Hygroscopic materials like ABS readily absorb moisture from their surroundings. If the filament absorbs too much moisture, it can ooze, string, and blobs on your print’s surface.
If you plan to print with ABS for a long time, buy a good filament dehydrator or make a DIY filament dry box. If you don't have these tools, you can dry your ABS filament roll before printing in an oven or a food dehydrator.
Keep the oven at about 80°C and leave the filament spool for about four to five hours. This will get rid of all the moisture in the material and make it easier to print.
Dial in the print settings
ABS is a challenging material to 3D print. Pay attention to the nozzle and bed temperature. These two will have a big effect on how well the print comes out. When optimizing the print settings, you should also think about the retractions and bed adhesion settings (brim).
Use temperature towers, retraction tests, and calibration cubes to fine-tune your print settings for consistent results and good printing quality.
Enclose the Print Area
Use an enclosure to keep the printing area warm. The enclosure keeps the print bed's heat inside the print area. This keeps your 3D printer from having big temperature differences and lets it cool down slowly.
You can buy an enclosure like the Creality enclosure, or you can build it yourself. There are also plenty of DIY enclosures you can build on a budget.
Ventilate Print Area
As stated earlier, ABS emits toxic fumes and vapors during printing. Extended exposure to these fumes might be harmful to your health. An enclosure helps lessen the effects of these fumes, but it's not a foolproof fix.
You have to print ABS in a room with good airflow. Keep your printer near a window, or use HEPA filters inside the enclosure. When you print with ABS, try not to be in the same room as your printer. These steps make sure that 3D printing ABS doesn't put your health and safety at risk.
Use Bed Adhesion and Heated Bed
A heated bed keeps the printing area warm and helps the print stick to the surface. When you print with ABS, you must always use a heated bed. It will help keep your prints from lifting off the print bed and reduce the chances of a layer cracking.
Also, brims and rafts are a great way to make sure that your prints stick to the surface you're printing on. Use this in conjunction with ABS juice and adhesives to get a nice initial layer and improve the odds of your print's success.

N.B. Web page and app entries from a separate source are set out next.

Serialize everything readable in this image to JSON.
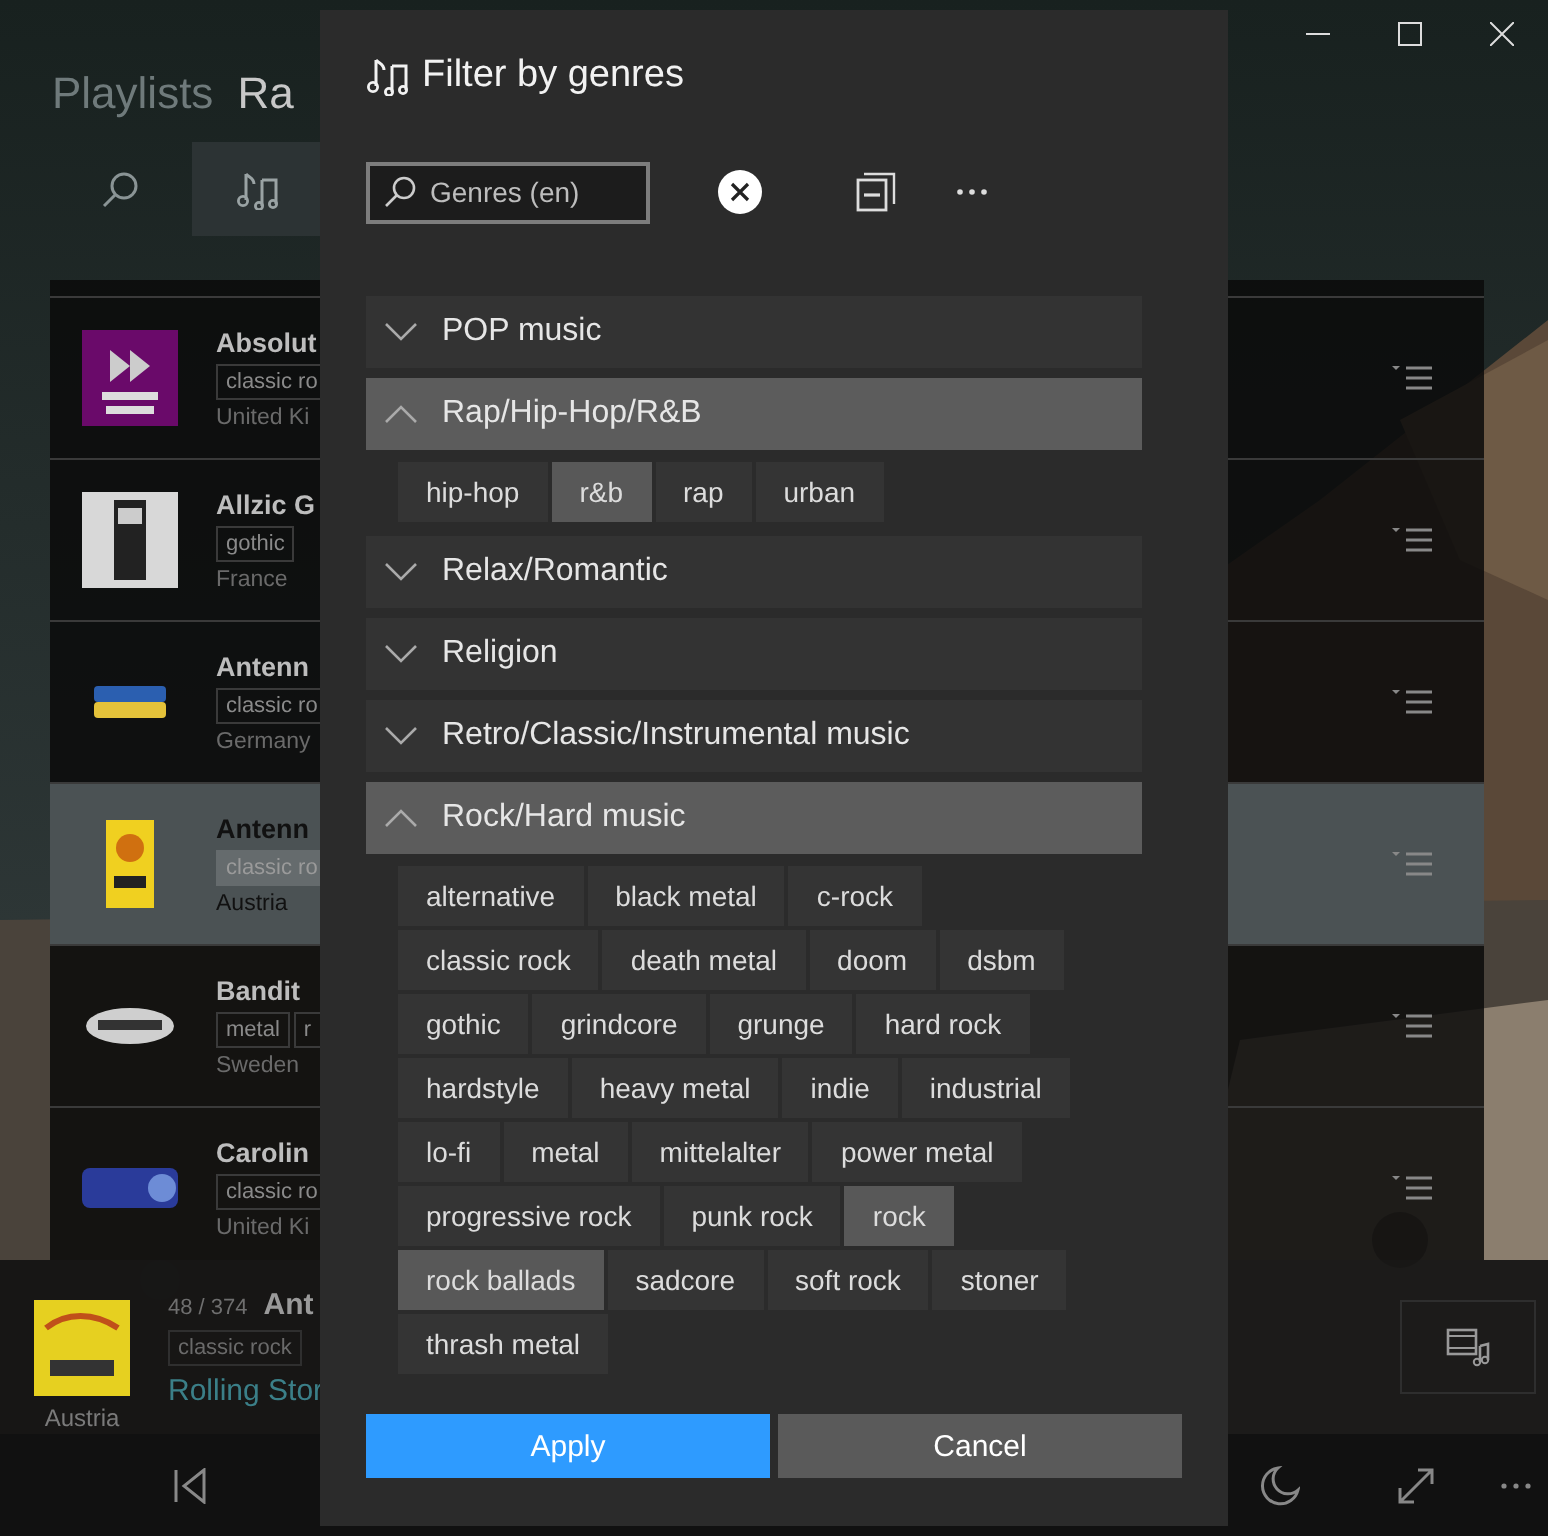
{
  "header": {
    "tabs": [
      {
        "label": "Playlists",
        "selected": false
      },
      {
        "label": "Ra",
        "selected": true
      }
    ]
  },
  "toolbar": [
    {
      "kind": "search",
      "selected": false
    },
    {
      "kind": "genres",
      "selected": true
    }
  ],
  "stations": [
    {
      "name": "Absolut",
      "tags": [
        "classic ro"
      ],
      "country": "United Ki",
      "selected": false
    },
    {
      "name": "Allzic G",
      "tags": [
        "gothic"
      ],
      "country": "France",
      "selected": false
    },
    {
      "name": "Antenn",
      "tags": [
        "classic ro"
      ],
      "country": "Germany",
      "selected": false
    },
    {
      "name": "Antenn",
      "tags": [
        "classic ro"
      ],
      "country": "Austria",
      "selected": true
    },
    {
      "name": "Bandit",
      "tags": [
        "metal",
        "r"
      ],
      "country": "Sweden",
      "selected": false
    },
    {
      "name": "Carolin",
      "tags": [
        "classic ro"
      ],
      "country": "United Ki",
      "selected": false
    }
  ],
  "now_playing": {
    "position": "48 / 374",
    "title": "Ant",
    "tags": [
      "classic rock"
    ],
    "country": "Austria",
    "track": "Rolling Stor"
  },
  "dialog": {
    "title": "Filter by genres",
    "search": {
      "placeholder": "Genres (en)"
    },
    "groups": [
      {
        "label": "POP music",
        "expanded": false
      },
      {
        "label": "Rap/Hip-Hop/R&B",
        "expanded": true,
        "genres": [
          {
            "label": "hip-hop",
            "selected": false
          },
          {
            "label": "r&b",
            "selected": true
          },
          {
            "label": "rap",
            "selected": false
          },
          {
            "label": "urban",
            "selected": false
          }
        ]
      },
      {
        "label": "Relax/Romantic",
        "expanded": false
      },
      {
        "label": "Religion",
        "expanded": false
      },
      {
        "label": "Retro/Classic/Instrumental music",
        "expanded": false
      },
      {
        "label": "Rock/Hard music",
        "expanded": true,
        "genres": [
          {
            "label": "alternative",
            "selected": false
          },
          {
            "label": "black metal",
            "selected": false
          },
          {
            "label": "c-rock",
            "selected": false
          },
          {
            "label": "classic rock",
            "selected": false
          },
          {
            "label": "death metal",
            "selected": false
          },
          {
            "label": "doom",
            "selected": false
          },
          {
            "label": "dsbm",
            "selected": false
          },
          {
            "label": "gothic",
            "selected": false
          },
          {
            "label": "grindcore",
            "selected": false
          },
          {
            "label": "grunge",
            "selected": false
          },
          {
            "label": "hard rock",
            "selected": false
          },
          {
            "label": "hardstyle",
            "selected": false
          },
          {
            "label": "heavy metal",
            "selected": false
          },
          {
            "label": "indie",
            "selected": false
          },
          {
            "label": "industrial",
            "selected": false
          },
          {
            "label": "lo-fi",
            "selected": false
          },
          {
            "label": "metal",
            "selected": false
          },
          {
            "label": "mittelalter",
            "selected": false
          },
          {
            "label": "power metal",
            "selected": false
          },
          {
            "label": "progressive rock",
            "selected": false
          },
          {
            "label": "punk rock",
            "selected": false
          },
          {
            "label": "rock",
            "selected": true
          },
          {
            "label": "rock ballads",
            "selected": true
          },
          {
            "label": "sadcore",
            "selected": false
          },
          {
            "label": "soft rock",
            "selected": false
          },
          {
            "label": "stoner",
            "selected": false
          },
          {
            "label": "thrash metal",
            "selected": false
          }
        ]
      }
    ],
    "buttons": [
      {
        "label": "Apply",
        "kind": "primary"
      },
      {
        "label": "Cancel",
        "kind": "secondary"
      }
    ]
  }
}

ABS might seem too hard to 3D print at first. There are problems with warping, toxic fumes, the enclosure, the heated print bed, and everything else. But once you start printing and figure out how to set your printing parameters, it is not hard to see the magic of ABS filament.
Several users still prefer ABS owing to its excellent mechanical properties, easy post-processing, and low cost. It is still a popular material for 3D printing parts that are both useful and nice to look at.
Don’t fret about it too much, and try this material. Use this guide as a manual to learn how to print with ABS and get great results. Feel free to leave a comment and let us know if you think the article is missing something.
Have fun printing ABS, and good luck!